Robots have been taking our jobs because the Nineteen Sixties. So why are politicians and business leaders only now becoming so frightened about robots causing mass unemployment?

It comes right down to the query of what a robot really is. While science fiction has often portrayed robots as androids carrying out tasks within the much the identical way as humans, the fact is that robots take far more specialised forms. Traditional twentieth century robots were automated machines and robotic arms constructing cars in factories. Commercial twenty first century robots are supermarket self-checkouts, automated guided warehouse vehicles, and even burger-flipping machines in fast-food restaurants.

Ultimately, humans haven’t turn out to be completely redundant because these robots can be quite efficient but they’re also form of dumb. They don’t think, they only act, in very accurate but very limited ways. Humans are still needed to work around robots, doing the roles the machines can’t and fixing them once they get stuck. But that is all set to alter due to a brand new wave of smarter, higher value machines that may adapt to multiple tasks. This change will likely be so significant that it is going to create a brand new industrial revolution.

The fourth industrial revolution.
Christoph Roser, CC BY-SA

Industry 4.0

This era of “Industry 4.0” is being driven by the identical technological advances that enable the capabilities of the smartphones in our pockets. It is a mixture of low-cost and high-power computers, high-speed communication and artificial intelligence. This will produce smarter robots with higher sensing and communication abilities that may adapt to different tasks, and even coordinate their work to fulfill demand without the input of humans.

In the manufacturing industry, where robots have arguably made essentially the most headway of any sector, this can mean a dramatic shift from centralised to decentralised collaborative production. Traditional robots focused on single, fixed, high-speed operations and required a highly expert human workforce to operate and maintain them. Industry 4.0 machines are flexible, collaborative and may operate more independently, which ultimately removes the necessity for a highly expert workforce.

For large-scale manufacturers, Industry 4.0 means their robots will have the option to sense their environment and communicate in an industrial network that might be run and monitored remotely. Each machine will produce large amounts of information that might be collectively studied using what’s referred to as “big data” evaluation. This will help discover ways to enhance operating performance and production quality across the entire plant, for instance by higher predicting when maintenance is required and routinely scheduling it.

For small-to-medium manufacturing businesses, Industry 4.0 will make it cheaper and easier to make use of robots. It will create machines that might be reconfigured to perform multiple jobs and adjusted to work on a more diverse product range and different production volumes.
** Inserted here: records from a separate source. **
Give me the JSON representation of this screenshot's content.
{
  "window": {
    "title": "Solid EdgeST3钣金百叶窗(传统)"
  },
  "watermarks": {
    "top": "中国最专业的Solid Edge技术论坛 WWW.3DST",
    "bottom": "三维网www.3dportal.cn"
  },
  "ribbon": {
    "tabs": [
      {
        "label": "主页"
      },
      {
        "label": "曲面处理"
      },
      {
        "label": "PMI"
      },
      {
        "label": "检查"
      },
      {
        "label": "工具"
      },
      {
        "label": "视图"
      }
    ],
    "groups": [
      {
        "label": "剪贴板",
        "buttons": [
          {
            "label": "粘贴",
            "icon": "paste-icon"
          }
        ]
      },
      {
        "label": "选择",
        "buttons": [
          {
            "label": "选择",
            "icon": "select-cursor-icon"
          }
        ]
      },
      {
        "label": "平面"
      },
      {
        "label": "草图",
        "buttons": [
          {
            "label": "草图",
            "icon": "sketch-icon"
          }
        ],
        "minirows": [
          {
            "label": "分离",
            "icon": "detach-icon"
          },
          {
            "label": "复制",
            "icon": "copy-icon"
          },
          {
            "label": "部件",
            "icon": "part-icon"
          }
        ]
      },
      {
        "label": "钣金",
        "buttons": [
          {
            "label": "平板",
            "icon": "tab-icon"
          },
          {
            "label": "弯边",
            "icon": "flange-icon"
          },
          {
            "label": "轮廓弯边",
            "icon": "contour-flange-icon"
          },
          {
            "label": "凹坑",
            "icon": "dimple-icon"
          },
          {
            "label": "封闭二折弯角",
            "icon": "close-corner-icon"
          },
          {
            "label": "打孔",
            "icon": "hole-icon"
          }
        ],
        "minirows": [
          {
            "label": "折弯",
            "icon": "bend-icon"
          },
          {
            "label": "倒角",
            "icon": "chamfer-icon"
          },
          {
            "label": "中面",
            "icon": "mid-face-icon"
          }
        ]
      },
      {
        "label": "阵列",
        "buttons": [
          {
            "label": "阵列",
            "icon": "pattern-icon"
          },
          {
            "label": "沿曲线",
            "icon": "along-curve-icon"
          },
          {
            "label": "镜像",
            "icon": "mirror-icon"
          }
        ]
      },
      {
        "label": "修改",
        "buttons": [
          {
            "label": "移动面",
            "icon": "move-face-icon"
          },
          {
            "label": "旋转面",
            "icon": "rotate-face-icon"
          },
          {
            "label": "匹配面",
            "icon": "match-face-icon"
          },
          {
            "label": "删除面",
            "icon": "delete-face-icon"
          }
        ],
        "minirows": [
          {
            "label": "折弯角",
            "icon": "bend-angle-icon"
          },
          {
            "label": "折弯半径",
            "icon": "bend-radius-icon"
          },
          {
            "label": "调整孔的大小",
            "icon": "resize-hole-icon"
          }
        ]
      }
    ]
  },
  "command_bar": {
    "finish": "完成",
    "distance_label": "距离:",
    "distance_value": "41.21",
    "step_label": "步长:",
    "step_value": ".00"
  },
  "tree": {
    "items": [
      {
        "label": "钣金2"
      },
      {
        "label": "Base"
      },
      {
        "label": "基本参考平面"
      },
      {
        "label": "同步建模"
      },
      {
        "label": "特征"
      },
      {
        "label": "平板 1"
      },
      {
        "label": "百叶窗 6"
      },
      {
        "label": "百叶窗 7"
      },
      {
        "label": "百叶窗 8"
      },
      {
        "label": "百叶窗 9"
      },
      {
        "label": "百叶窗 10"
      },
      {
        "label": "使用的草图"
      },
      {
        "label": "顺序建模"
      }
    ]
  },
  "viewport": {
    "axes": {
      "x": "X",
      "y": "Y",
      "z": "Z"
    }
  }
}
This sector is already starting to learn from reconfigurable robots designed to collaborate with human employees and analyse their very own work to search for improvements, comparable to BAXTER, SR-TEX and CareSelect.

Helping hands.
Rethink Robotics

While these machines are getting smarter, they’re still not as smart as us. Today’s industrial artificial intelligence operates at a narrow level, which provides the looks of human intelligence exhibited by machines, but designed by humans.

What’s coming next is referred to as “deep learning”. Similar to big data evaluation, it involves processing large quantities of information in real time to make decisions about what’s the most effective motion to take. The difference is that the machine learns from the info so it may well improve its decision making. An ideal example of deep learning was demonstrated by Google’s AlphaGo software, which taught itself to beat the world’s best Go players.

The turning point in applying artificial intelligence to manufacturing could include the appliance of special microchips called graphical processing units (GPUs). These enable deep learning to be applied to extremely large data sets at extremely fast speeds. But there remains to be some option to go and big industrial firms are recruiting vast numbers of scientists to further develop the technology.

Tesla robotic factory.

Impact on industry

As Industry 4.0 technology becomes smarter and more widely available, manufacturers of any size will have the option to deploy cost-effective, multipurpose and collaborative machines as standard. This will result in industrial growth and market competitiveness, with a greater understanding of production processes resulting in recent high-quality products and digital services.

Exactly what impact a wiser robotic workforce with the potential to operate by itself may have on the manufacturing industry, remains to be widely disputed. Artificial intelligence as we comprehend it from science fiction remains to be in its infancy. It could well be the twenty second century before robots really have the potential to make human labour obsolete by developing not only deep learning but true artificial understanding that mimics human considering.

Ideally, Industry 4.0 will enable human employees to attain more of their jobs by removing repetitive tasks and giving them higher robotic tools. In theory, this is able to allow us humans to focus more on business development, creativity and science, which it might be much harder for any robot to do. Technology that has made humans redundant prior to now has forced us to adapt, generally with more education.

But because Industry 4.0 robots will have the option to operate largely on their very own, we would see much greater human redundancy from manufacturing jobs without other sectors with the ability to create enough recent work. Then we would see more political moves to guard human labour, comparable to taxing robots.

Again, in an excellent scenario, humans may have the option to give attention to doing the things that make us human, perhaps fuelled by a basic income generated from robotic work. Ultimately, it is going to be as much as us to define whether the robotic workforce will work for us, with us, or against us.

This article was originally published at theconversation.com